The Court also finds that Magistrate Judge Hummel was correct in determining that Plaintiff has no claim under the Federal Child Abuse Prevention and Treatment Act ("CAPTA"). This is because CAPTA does not provide for a private right of action. See Ingrao v. Cnty. of Albany, No. 01-CV730, 2006 WL 2827856, *6 (N.D.N.Y. Oct. 2, 2006) (citations omitted). In his objections, Plaintiff only alleges that this was error because he filed a complaint alleging "parental alienation and grandparent alienation" with the Albany County Department of Social Services, which was denied. See Dkt. No. 11 at 4. Plaintiff's complaint with the Albany Count Department of Social Services, however, is unrelated to the fact that Plaintiff has no private right of action under the CAPTA.
B. Diversity Jurisdiction
Magistrate Judge Hummel also determined that diversity jurisdiction did not exist in this case, as Plaintiff had failed to show he was domiciled in a State other than New York in order ro establish that diversity jurisdiction exists and because Plaintiff had failed to show with a reasonable probability that the claim was in excess of the $75, 000, the statutorily required amount. See Dkt. No. 10 at 10-12. Plaintiff objects to this determination, arguing that having an Arkansas driver's license should be enough to establish diversity. See Dkt. No. 11 at 5.

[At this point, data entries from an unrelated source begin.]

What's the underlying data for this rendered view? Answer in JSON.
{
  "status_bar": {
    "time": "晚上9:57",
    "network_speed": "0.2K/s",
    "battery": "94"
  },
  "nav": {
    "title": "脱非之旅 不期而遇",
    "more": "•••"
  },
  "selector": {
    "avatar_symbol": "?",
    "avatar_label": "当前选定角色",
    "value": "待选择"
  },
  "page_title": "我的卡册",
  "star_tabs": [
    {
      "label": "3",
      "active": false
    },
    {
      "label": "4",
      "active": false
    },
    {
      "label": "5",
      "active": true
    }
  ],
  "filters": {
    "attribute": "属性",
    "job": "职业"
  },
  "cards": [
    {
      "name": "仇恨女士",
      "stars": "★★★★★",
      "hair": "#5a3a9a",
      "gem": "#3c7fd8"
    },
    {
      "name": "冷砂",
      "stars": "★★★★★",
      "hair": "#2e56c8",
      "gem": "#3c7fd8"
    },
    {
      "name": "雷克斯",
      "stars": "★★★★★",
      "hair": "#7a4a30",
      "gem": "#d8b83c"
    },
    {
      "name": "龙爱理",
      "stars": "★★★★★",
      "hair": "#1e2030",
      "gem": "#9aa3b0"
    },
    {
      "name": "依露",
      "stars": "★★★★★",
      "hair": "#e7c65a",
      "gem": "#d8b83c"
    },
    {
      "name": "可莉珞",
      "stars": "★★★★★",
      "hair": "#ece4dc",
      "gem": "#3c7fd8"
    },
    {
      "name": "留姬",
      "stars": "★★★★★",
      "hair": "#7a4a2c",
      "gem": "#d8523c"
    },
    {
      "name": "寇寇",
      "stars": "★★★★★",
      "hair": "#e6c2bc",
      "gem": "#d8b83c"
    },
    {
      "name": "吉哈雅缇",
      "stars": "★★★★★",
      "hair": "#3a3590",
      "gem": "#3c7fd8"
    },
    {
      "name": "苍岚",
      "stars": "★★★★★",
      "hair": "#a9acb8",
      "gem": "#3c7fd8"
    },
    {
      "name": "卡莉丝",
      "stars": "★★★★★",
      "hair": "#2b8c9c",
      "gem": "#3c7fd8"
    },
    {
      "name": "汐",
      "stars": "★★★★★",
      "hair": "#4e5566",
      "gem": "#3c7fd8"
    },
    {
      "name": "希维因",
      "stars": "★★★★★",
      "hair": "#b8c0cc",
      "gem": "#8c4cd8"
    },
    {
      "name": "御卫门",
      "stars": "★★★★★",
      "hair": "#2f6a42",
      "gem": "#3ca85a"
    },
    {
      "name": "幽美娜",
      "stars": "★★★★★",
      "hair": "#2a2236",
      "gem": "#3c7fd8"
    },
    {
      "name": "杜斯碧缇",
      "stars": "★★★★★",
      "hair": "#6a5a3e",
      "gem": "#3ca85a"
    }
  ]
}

However, even assuming that an out of state driver's license was sufficient to establish diversity in this case, this Court finds that Plaintiff has not demonstrated in any way that at least $75, 000 would be in controversy in this case. "A party invoking the jurisdiction of the federal court has the burden of proving that it appears to a reasonable probability' that the claim is in excess of the statutory jurisdictional amount.'" Scherer v. Equitable Life Assurance Soc'y of U.S., 347 F.3d 394, 397 (2d Cir. 2003) (quoting Tongkook Am., Inc. v. Shipton Sportswear Co., 14 F.3d 781, 784 (2d Cir. 1994)). As Magistrate Judge Hummel noted, "the only concrete damages that he has alluded to are costs of car repairs and a VCR which total a few thousand dollars." See Dkt. No. 10 at 11. Plaintiff has not objected to this determination, and the Court finds that Magistrate Judge Hummel was correct in finding that Plaintiff has failed to meet his burden of proving that there is a reasonable probability that the claim is in excess of the statutory jurisdictional amount.
After careful review of Magistrate Judge Hummel's Report-Recommendation and Order, Plaintiff's submissions and the applicable law, and for the reasons stated herein, the Court hereby
ORDERS that Magistrate Judge Hummel's March 4, 2014 Report-Recommendation and Order is ADOPTED in its entirety; and the Court further
ORDERS that Plaintiff's complaint is DISMISSED; and the Court further
ORDERS that Plaintiff's pending motions are DENIED as moot; and the Court further
ORDERS that the Clerk of the Court shall enter judgment in Defendants' favor and close this case; and the Court further
ORDERS that the Clerk of the Court shall serve a copy of this Memorandum-Decision and Order on all parties in accordance with the Local Rules.
IT IS SO ORDERED.